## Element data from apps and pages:

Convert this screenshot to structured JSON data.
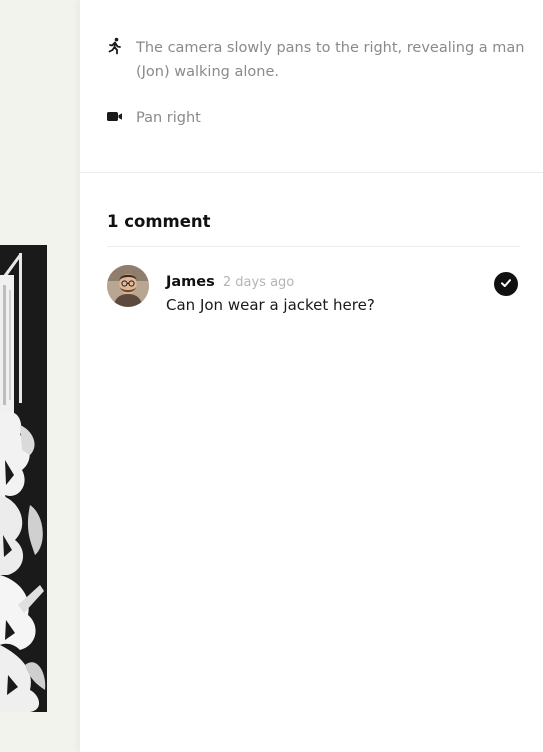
{
  "shot": {
    "action_icon": "walking-person-icon",
    "action_text": "The camera slowly pans to the right, revealing a man (Jon) walking alone.",
    "camera_icon": "video-camera-icon",
    "camera_text": "Pan right"
  },
  "comments": {
    "title": "1 comment",
    "items": [
      {
        "author": "James",
        "time": "2 days ago",
        "body": "Can Jon wear a jacket here?",
        "resolved": true,
        "avatar_icon": "user-avatar"
      }
    ]
  },
  "colors": {
    "panel_background": "#ffffff",
    "canvas_background": "#f3f3ee",
    "muted_text": "#8a8a8a",
    "resolve_button": "#111111"
  }
}
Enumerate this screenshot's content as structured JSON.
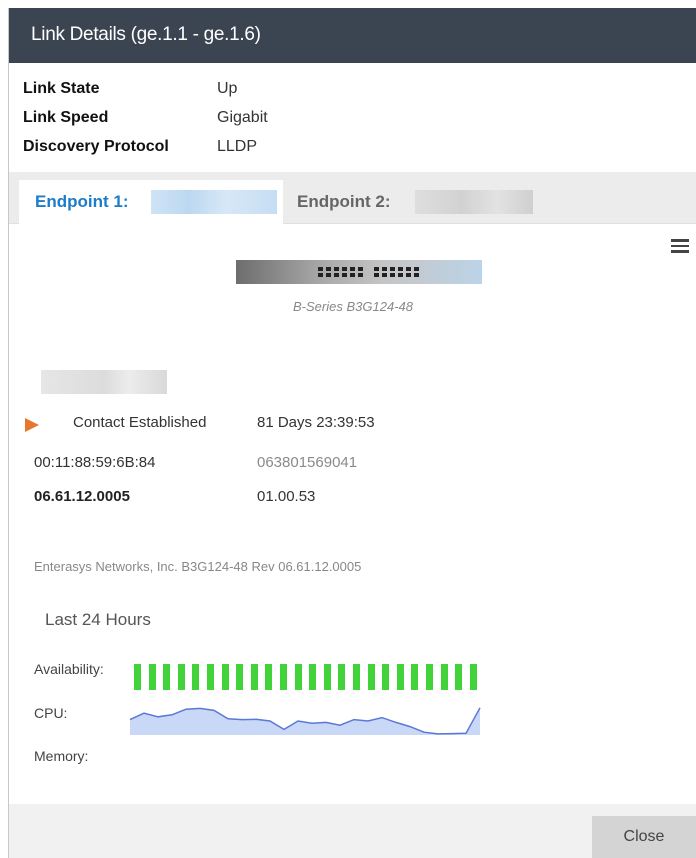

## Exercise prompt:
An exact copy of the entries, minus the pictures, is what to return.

## Output below:
Convert this screenshot to structured JSON data.
{
  "shot": {
    "action_icon": "walking-person-icon",
    "action_text": "The camera slowly pans to the right, revealing a man (Jon) walking alone.",
    "camera_icon": "video-camera-icon",
    "camera_text": "Pan right"
  },
  "comments": {
    "title": "1 comment",
    "items": [
      {
        "author": "James",
        "time": "2 days ago",
        "body": "Can Jon wear a jacket here?",
        "resolved": true,
        "avatar_icon": "user-avatar"
      }
    ]
  },
  "colors": {
    "panel_background": "#ffffff",
    "canvas_background": "#f3f3ee",
    "muted_text": "#8a8a8a",
    "resolve_button": "#111111"
  }
}
Enumerate this screenshot's content as structured JSON.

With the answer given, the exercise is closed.